pages 259 261 and 262 - sometimes, I like to pretend I’m not attached to floor with a chain and the dungeon I’m in isn’t just a room with a single door set high up on the wall. I like to pretend I am free to walk around and explore, and one day while pushing my fingers between two rocks something gives and a section of stone pulls away to reveal the entrance to a hidden labyrinth. I would walk down the dark path heedless of danger, thinking anything is better than sitting in one spot for eternity. Carefully making my way through the maze I would eventually find the end and my just reward. This one says money, but I’m thinking maybe a shower and sunlight and/or freedom. And if there’s a case of mineral and vitamin rich health shakes that will stop my body from disintegrating, all the better.
A more in depth Post-Trespasser/game outfit chart for Feyrien. Tried to age him up a little since he’d be in his early 40′s by that time (or I assume so in DA4 lol). He kept the Inquisition under the Chantry as a peacekeeping force, so I merged the two styles together.
Some believe Feyrien’s eye going blind after the Mark’s removal is more symbolic and spiritual than it actually is. He just thinks it’s painfully ironic.
All of my BOTW models? That’s a bit of a tall order there, so I’ll just do the ones that are (mostly) finished. Excluding Urbosa cause she has to be there.
These heights are based off of the few screenshots I could find with comparable heights, while others I just kind of assumed. If you spot any that can be corrected, let me know please ;; I have to resize every model myself and finding images to use as reference is nearly impossible

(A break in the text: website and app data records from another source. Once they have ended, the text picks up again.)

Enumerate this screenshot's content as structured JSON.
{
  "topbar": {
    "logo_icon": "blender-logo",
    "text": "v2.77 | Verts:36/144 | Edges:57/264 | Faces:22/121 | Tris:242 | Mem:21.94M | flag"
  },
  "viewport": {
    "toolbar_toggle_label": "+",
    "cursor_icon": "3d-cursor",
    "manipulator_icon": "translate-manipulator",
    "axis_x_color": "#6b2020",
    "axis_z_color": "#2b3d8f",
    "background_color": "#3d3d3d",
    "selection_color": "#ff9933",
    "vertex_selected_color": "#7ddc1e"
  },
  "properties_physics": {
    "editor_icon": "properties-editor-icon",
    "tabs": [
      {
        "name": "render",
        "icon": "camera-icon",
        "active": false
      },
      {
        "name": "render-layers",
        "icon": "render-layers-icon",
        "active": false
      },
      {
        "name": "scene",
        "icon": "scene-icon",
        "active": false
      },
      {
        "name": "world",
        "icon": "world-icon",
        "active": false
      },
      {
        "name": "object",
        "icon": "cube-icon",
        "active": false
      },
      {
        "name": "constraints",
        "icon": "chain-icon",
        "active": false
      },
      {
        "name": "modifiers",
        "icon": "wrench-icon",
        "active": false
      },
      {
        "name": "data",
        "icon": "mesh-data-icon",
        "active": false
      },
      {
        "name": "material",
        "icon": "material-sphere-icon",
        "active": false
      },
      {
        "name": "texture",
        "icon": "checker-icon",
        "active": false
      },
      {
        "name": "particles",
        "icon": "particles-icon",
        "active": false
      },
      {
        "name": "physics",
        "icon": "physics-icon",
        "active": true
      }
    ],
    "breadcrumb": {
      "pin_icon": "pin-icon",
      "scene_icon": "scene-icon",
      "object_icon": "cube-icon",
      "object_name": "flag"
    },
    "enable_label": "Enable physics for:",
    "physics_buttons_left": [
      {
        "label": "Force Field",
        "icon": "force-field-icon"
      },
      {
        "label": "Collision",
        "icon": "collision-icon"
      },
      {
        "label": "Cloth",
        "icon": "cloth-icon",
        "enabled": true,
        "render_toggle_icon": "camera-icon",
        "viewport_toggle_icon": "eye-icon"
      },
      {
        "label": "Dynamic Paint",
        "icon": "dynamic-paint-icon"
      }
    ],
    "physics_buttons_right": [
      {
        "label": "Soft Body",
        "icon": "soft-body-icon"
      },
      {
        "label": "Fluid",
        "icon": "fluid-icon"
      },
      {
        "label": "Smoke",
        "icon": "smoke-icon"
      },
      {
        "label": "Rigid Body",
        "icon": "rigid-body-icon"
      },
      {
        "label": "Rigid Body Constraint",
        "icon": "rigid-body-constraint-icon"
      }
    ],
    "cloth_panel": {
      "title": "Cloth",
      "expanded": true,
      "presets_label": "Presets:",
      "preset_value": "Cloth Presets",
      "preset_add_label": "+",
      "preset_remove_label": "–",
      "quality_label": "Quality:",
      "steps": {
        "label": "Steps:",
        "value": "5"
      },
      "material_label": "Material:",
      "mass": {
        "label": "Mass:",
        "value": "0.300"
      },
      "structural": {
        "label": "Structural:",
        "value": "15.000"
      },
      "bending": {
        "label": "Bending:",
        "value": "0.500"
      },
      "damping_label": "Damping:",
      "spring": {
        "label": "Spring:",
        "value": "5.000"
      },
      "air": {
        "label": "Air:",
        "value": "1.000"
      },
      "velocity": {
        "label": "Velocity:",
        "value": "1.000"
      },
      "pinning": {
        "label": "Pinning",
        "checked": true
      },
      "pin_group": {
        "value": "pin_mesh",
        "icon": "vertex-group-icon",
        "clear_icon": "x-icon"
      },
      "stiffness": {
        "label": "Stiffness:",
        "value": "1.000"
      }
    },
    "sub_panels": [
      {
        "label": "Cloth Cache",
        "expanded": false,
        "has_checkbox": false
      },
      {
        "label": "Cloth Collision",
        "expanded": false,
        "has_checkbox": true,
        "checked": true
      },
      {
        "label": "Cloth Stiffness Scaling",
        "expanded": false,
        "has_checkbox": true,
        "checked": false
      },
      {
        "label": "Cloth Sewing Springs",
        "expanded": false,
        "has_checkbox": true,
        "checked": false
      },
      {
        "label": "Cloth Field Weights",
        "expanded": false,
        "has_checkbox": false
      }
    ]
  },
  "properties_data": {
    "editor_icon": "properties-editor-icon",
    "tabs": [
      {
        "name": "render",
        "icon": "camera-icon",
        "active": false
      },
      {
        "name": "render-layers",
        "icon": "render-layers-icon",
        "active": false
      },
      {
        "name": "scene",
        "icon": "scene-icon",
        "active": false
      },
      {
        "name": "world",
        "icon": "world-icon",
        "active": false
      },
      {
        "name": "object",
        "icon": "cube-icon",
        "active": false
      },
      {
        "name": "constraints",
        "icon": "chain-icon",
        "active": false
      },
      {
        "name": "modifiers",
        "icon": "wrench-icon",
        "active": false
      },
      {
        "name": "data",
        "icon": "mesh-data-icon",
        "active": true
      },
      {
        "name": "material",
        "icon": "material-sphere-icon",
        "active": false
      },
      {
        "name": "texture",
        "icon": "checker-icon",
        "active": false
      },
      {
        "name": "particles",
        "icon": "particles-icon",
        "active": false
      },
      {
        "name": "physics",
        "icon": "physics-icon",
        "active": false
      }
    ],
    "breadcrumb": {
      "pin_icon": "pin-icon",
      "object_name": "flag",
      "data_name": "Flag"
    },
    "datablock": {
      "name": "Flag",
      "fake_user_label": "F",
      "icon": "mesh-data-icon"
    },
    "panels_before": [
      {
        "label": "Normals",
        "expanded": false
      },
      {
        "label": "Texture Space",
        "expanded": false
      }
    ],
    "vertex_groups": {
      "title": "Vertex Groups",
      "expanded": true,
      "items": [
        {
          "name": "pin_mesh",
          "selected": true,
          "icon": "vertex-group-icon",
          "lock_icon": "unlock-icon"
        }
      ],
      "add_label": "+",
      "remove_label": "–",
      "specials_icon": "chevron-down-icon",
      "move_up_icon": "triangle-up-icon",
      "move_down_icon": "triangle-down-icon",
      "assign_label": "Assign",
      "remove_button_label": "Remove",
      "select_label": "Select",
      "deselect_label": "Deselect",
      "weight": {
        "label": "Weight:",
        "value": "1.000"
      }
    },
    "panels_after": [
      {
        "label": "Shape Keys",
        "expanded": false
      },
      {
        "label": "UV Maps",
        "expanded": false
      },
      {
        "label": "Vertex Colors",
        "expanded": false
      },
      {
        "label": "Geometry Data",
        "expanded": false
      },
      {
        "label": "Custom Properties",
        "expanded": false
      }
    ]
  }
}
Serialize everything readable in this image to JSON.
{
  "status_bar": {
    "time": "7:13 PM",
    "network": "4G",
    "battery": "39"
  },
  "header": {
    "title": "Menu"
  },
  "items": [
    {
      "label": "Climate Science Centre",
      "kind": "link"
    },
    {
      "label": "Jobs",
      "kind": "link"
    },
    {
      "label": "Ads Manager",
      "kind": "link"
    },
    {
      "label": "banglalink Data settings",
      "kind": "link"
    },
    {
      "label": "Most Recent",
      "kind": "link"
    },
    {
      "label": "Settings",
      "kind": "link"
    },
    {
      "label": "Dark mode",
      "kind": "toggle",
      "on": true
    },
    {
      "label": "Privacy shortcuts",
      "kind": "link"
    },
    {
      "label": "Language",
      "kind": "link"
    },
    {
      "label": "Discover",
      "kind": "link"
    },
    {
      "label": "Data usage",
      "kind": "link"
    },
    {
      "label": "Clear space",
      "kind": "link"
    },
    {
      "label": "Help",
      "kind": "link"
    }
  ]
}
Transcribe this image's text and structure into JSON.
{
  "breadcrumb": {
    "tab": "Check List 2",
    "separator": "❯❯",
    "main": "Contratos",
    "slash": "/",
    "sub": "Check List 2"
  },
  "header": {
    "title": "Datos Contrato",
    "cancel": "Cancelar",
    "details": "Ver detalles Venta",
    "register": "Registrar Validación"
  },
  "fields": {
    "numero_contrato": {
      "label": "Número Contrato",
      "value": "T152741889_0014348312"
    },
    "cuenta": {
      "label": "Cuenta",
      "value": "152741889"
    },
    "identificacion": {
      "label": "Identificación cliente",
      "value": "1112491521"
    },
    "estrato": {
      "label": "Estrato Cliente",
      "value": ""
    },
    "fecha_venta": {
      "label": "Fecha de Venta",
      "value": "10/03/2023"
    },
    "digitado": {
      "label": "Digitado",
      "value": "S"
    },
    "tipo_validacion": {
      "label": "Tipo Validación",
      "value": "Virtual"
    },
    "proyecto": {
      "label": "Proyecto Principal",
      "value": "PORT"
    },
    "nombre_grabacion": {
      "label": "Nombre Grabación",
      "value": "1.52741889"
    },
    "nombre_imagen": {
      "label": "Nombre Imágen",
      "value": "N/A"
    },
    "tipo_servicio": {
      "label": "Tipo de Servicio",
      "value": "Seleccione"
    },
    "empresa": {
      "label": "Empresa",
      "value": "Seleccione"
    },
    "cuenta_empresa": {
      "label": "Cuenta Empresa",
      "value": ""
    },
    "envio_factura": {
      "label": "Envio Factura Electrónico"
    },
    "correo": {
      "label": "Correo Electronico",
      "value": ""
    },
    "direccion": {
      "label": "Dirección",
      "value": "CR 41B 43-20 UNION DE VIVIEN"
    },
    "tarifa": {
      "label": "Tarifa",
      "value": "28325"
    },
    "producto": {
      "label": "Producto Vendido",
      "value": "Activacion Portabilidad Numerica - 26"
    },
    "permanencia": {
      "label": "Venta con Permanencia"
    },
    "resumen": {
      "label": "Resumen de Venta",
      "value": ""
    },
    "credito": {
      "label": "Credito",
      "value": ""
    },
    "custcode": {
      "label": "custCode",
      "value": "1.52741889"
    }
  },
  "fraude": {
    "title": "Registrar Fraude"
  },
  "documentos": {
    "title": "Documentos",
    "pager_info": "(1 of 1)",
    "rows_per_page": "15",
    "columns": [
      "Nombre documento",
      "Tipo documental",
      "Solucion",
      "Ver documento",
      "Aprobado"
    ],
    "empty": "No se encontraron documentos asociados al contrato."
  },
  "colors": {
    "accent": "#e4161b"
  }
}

EDIT: JUST REALIZED I FORGOT MIPHA BUT SHE’S THE SAME SIZE AS LINK SO NO BIGGIE?